Sunday, November 1, 2009

So Much to Think About. . .

My English 101 students are writing a paper right now on two pieces of literature about the bombing of a church in Birmingham, Alabama, in 1963. One is a New York Times article by a (white) Civil Rights activist, and the other is a poem by a black poet. They are comparing and contrasting the two, and it has a lot of us thinking about race issues.

The majority of my students do not know the race of my children, and I've taught these pieces for years, but this is the first time I've taught them since the adoptions. It definitely makes it more person, and therefore more difficult, to read.

We also talked about race in church this morning and how we live in such a diverse area, yet most of the churches in our area do not reflect this. Our pastor mentioned something that my dad has said in the past, and it is painfully true: Sundays are the most segregated day of the week.

We've been conscious of this since we first started looking into transracial/international adoption close to 8 years ago, and it is one of the reasons we don't feel comfortable ever moving back to the area that we grew up in. We knew that by adopted kids of a different race we were eliminating that opportunity.

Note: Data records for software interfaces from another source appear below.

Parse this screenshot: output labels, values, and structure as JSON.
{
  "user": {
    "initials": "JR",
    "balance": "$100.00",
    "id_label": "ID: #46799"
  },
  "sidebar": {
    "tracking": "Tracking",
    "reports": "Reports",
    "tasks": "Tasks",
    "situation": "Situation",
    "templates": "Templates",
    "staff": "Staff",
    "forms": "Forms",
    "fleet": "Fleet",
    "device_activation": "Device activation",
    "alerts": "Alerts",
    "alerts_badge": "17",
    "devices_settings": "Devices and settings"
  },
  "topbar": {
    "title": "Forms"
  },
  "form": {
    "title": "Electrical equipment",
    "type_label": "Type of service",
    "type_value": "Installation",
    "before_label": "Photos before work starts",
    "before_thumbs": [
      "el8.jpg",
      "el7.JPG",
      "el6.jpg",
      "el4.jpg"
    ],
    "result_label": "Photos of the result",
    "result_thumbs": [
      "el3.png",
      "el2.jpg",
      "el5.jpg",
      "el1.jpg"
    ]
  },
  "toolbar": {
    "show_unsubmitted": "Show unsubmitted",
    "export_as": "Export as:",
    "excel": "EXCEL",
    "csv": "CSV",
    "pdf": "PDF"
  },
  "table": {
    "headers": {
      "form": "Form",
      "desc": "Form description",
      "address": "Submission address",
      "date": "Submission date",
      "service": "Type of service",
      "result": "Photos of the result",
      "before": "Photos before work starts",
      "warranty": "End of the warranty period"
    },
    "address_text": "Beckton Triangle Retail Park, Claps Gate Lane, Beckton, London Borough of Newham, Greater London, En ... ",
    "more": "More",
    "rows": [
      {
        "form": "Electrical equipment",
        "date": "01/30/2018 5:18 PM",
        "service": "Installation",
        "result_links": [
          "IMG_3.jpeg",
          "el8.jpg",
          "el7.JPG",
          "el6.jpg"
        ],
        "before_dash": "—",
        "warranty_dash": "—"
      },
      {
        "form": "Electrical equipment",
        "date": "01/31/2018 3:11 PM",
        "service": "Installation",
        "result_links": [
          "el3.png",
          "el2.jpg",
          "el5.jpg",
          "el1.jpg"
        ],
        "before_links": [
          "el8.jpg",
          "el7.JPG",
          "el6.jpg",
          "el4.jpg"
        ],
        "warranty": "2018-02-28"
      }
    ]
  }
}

We also were painfully aware of the relative lack of diversity (especially of visible minorities) in the church we attended here for many years, so when we started looking for a new church, this was one of our key requirements. The first church we went to for an extended period of time was better, but we left because of theological reasons. There was an African-American church we were really interested in, but they didn't have childcare for those under two, and that would have been a nightmare.

The church that we have now chosen and are getting ready to join is the most diverse we've found in the area. Our kids are not the only black ones in the nursery, and there are black families, not just moms and kids. We are really excited about that, but the pastor was so true in saying that we weren't diverse enough (not just in race, but also in age, background, social-economic status, etc.).

We were challenged to pray for God to grow our church and make it more diverse, and this involves asking Him to show us what He wants us to do. It doesn't just happen; we have to work very intentionally to change it. He pointed out that Heaven will not be segregated like we are in churches (and in life in general) today. I left with a lot to ponder, especially as I am reading my students' papers tonight.

Here is a copy of the poem that we are studying. When I read it aloud to my students, the room was so silent you could have heard the proverbial pin drop.


Ballad of Birmingham
by Dudley Randall

(On the bombing of a church in Birmingham, Alabama, 1963)

"Mother dear, may I go downtown
Instead of out to play,
And march the streets of Birmingham
In a Freedom March today?"

"No, baby, no, you may not go,
For the dogs are fierce and wild,
And clubs and hoses, guns and jails
Aren't good for a little child."

"But, mother, I won't be alone.
Other children will go with me,
And march the streets of Birmingham
To make our country free."

"No baby, no, you may not go
For I fear those guns will fire.
But you may go to church instead
And sing in the children's choir."

She has combed and brushed her night-dark hair,
And bathed rose petal sweet,
And drawn white gloves on her small brown hands,
And white shoes on her feet.

The mother smiled to know that her child
Was in the sacred place,
But that smile was the last smile
To come upon her face.

For when she heard the explosion,
Her eyes grew wet and wild.
She raced through the streets of Birmingham
Calling for her child.

She clawed through bits of glass and brick,
Then lifted out a shoe.
"O, here's the shoe my baby wore,
But, baby, where are you?"

3 comments:

stephanie garcia said...

I was not familiar with this poem. How very heartbreaking and powerful. I appreciate reading about the steps you are taking to find just the right church home for the beautiful family God has given you!

Melodie said...

i completely understand! as we have just made a move, i look at it as a new opportunity for our family. a chance to find a diverse area, a diverse church and those things that now NEED to be more important to us than ever. it's often on my mind.

Pam said...

Heart wrenching. Can you imagine?